I remember a few patients who had names that made us laugh because they were so embarrassing. I also remember when a woman came into the pharmacy asking for “canine jelly” instead of KY jelly—you can imagine what kinds of jokes that prompted. And then there was the woman who put her child’s antibiotic suspension in the kid’s ear instead of giving it to her by mouth; what a sticky mess.
What advice can you share on how to become a pharmacist?
It is a great career option for anyone who is bright, able to handle heavy duty science classes, and likes to deal with patients and physicians. This is also a good career path for working mothers (or women who plan to be mothers some day), because you can make a good salary working part-time, and/or condense your full-time hours into three 12 hour shifts.
Be prepared for a serious academic commitment with the coursework—you will need to hunker down and study for at least 4 years. Also be open to doing a residency or fellowship. These are entry level positions which pay much less than staff pharmacy jobs, but enable pharmacists to specialize in a particular medical area (e.g., pediatrics, oncology, etc) or job type (e.g., research, health plan administration, or clinical practice).
You may be tempted to pay off student loans by taking a high-paying job at a pharmacy chain when you graduate, but you could get bored with the routine of filling prescriptions. Don’t be short-sighted when in comes to deciding which career path you want to take as a pharmacist.
As a pharmacist, what do you think about people buying prescription drugs online?
Be careful about purchasing meds from online pharmacies. Many of these sites are operated outside of the US where there is little oversight of pharmaceuticals. When people think of “counterfeiting,” a knock-off handbag or pair of jeans comes to mind—but this is also a big problem with pharmaceuticals.
You just don’t know what you are getting. If you must purchase online, do so from an established US site, like Drugstore.com. Legitimate sites will require a prescription and should be based in the US.
Do you have any suggestions for people looking to buy prescriptions at low prices?
Shop around. Drug prices differ from store to store just like any other product. Don’t be afraid to call the pharmacy and ask for a price check on the medication you need. Also, see if your medication comes in generic form. That will save you lots of money. In fact, many major retailers now offer generics for $4 or $5 for a one month supply—including Wal-Mart and Target.
In some cases, these “deals” are limited to a short list of drugs—but it’s worth asking. One final tip is to see if there is an over-the-counter alternative to your prescription medication.

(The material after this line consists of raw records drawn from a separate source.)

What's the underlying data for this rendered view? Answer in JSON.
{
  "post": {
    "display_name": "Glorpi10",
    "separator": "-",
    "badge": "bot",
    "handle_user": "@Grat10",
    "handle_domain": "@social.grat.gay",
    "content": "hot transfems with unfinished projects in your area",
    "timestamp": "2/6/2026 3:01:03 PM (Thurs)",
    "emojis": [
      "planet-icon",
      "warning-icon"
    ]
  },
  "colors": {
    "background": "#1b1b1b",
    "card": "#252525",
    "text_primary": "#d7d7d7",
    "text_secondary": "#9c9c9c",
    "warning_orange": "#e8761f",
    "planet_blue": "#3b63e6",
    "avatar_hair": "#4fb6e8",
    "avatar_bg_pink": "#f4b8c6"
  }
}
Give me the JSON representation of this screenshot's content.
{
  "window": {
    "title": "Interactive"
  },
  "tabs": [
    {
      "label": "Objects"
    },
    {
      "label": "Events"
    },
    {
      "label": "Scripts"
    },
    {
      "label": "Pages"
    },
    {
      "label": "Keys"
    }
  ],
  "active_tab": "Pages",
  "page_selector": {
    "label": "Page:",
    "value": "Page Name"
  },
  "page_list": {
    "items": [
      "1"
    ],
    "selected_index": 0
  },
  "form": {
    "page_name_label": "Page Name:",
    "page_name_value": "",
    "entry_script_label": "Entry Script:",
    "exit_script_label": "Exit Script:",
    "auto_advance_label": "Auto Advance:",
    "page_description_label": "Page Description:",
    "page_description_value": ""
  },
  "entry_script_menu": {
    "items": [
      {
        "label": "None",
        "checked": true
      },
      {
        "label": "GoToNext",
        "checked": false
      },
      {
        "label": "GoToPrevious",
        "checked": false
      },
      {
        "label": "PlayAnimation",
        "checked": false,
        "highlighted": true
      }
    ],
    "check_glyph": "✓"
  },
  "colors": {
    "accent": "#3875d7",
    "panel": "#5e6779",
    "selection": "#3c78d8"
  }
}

There is a good selection of over-the-counter products for some medical problems, like acid reflux and seasonal allergies.
What can you tell us about pharmacist average salaries?
Retail pharmacist jobs pay an annual salary anywhere from $80-100K—depending on whether the job is with a large retail chain or a small independent store, which hours are worked (night shift pays more) and the cost of living in the regional marketplace.
Hospital pharmacist jobs pay a smaller annual salary—probably in the neighborhood of $65-85K, depending primarily on experience level, when the hours are worked, and cost of living in the regional marketplace. Pharmacists who work for the pharmaceutical industry get paid very well, though the exact pharmacist salary depends on the job. Entry level jobs in the industry pay about a $100K annual salary, sometimes with a nice annual bonus.
Then there are those pharmacists like me who work in other settings. The salary is really varied, but I would say that pharmacists get paid a minimum annual salary of 65K, in many cases, much more than that. Pharmacy residents and fellows get paid an annual salary between $30-45K. Usually these programs are 1 or 2 years long and the resident/fellow gets a graduation certificate upon completion.
How does your salary compare to a pharmacist salary? Could it use a prescription? Give it a check-up with PayScale’s salary calculator.
- Median Pharmacist Salary by Industry